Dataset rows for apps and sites

------------------------------------------------------------

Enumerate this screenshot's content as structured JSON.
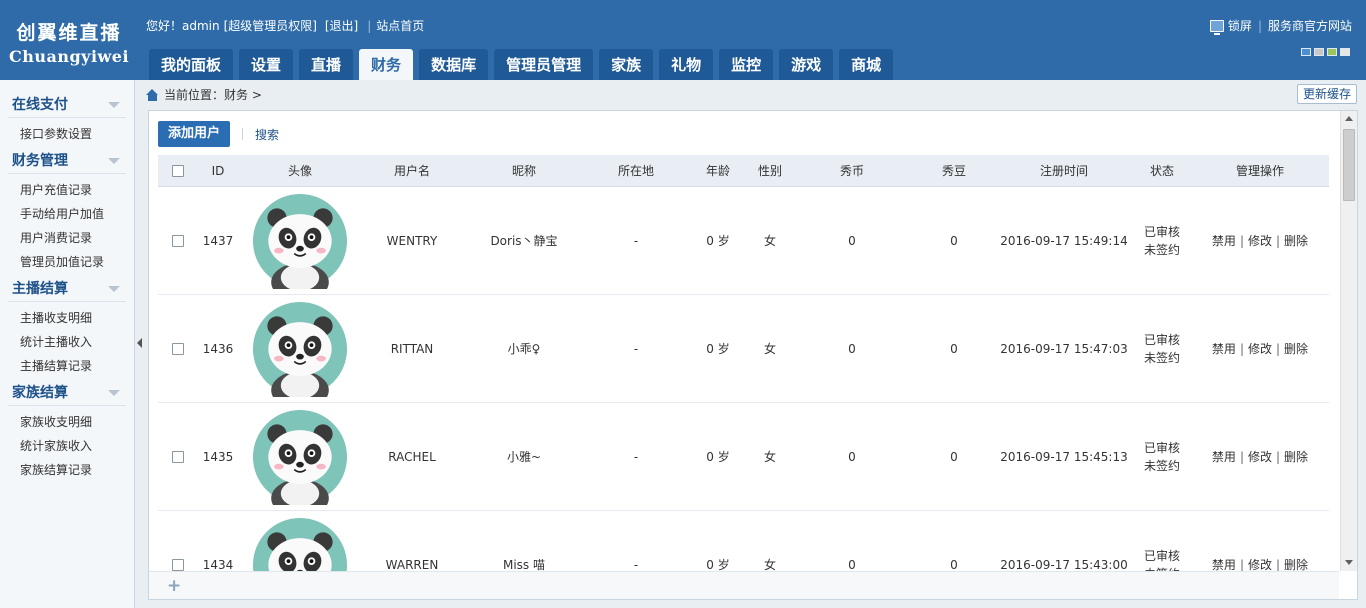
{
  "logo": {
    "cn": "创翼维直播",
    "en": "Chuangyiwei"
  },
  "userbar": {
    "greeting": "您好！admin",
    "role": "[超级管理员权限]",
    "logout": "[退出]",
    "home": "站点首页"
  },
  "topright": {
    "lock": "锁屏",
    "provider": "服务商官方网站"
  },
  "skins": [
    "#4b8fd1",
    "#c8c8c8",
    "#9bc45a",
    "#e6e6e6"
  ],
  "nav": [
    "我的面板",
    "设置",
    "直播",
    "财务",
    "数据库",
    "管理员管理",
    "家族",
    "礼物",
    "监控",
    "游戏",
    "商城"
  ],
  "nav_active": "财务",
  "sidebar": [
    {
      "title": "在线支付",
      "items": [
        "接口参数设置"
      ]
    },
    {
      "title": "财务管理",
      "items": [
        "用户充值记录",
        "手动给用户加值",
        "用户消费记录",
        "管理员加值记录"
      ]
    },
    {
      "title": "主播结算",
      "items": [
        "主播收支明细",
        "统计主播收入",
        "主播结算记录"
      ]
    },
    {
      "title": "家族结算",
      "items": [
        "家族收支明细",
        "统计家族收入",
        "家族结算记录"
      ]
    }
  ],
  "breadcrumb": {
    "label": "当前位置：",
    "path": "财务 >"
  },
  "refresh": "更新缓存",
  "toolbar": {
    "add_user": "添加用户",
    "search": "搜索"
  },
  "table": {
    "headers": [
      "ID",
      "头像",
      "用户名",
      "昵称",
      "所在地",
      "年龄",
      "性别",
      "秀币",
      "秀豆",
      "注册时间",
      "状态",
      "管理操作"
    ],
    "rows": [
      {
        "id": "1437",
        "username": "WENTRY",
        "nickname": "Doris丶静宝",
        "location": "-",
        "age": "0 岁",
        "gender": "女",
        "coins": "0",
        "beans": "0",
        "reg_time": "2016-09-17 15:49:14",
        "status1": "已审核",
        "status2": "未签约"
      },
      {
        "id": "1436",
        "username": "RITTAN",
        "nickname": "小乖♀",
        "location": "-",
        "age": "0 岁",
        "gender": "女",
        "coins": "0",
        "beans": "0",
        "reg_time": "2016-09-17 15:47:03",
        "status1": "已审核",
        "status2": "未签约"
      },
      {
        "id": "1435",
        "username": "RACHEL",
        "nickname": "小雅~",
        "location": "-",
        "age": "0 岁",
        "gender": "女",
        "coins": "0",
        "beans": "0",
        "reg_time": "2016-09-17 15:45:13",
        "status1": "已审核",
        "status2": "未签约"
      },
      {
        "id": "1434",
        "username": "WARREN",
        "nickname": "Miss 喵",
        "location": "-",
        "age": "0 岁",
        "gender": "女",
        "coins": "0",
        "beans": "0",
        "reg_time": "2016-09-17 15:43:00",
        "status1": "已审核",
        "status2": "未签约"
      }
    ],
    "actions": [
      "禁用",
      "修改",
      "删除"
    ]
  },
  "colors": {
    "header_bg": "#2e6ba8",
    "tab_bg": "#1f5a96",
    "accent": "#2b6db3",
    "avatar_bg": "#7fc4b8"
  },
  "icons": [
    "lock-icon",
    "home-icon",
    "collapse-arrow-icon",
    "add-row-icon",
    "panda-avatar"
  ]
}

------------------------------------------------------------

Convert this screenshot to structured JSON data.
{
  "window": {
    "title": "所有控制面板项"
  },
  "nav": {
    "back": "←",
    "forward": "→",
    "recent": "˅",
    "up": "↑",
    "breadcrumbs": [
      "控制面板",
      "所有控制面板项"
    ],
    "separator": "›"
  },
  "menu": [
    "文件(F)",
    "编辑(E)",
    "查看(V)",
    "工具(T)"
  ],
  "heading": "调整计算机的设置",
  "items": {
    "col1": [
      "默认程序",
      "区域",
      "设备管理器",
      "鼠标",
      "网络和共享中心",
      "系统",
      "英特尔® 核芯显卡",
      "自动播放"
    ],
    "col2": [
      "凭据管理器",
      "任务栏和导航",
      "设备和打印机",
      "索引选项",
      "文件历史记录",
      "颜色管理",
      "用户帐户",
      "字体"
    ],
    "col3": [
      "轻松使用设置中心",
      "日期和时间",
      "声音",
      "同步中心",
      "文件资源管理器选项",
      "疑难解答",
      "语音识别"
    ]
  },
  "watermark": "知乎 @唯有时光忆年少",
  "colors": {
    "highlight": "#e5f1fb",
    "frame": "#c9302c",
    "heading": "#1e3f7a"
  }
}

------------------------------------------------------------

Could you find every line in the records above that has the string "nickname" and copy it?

# EXPECTED OUTPUT:
        "nickname": "Doris丶静宝",
        "nickname": "小乖♀",
        "nickname": "小雅~",
        "nickname": "Miss 喵",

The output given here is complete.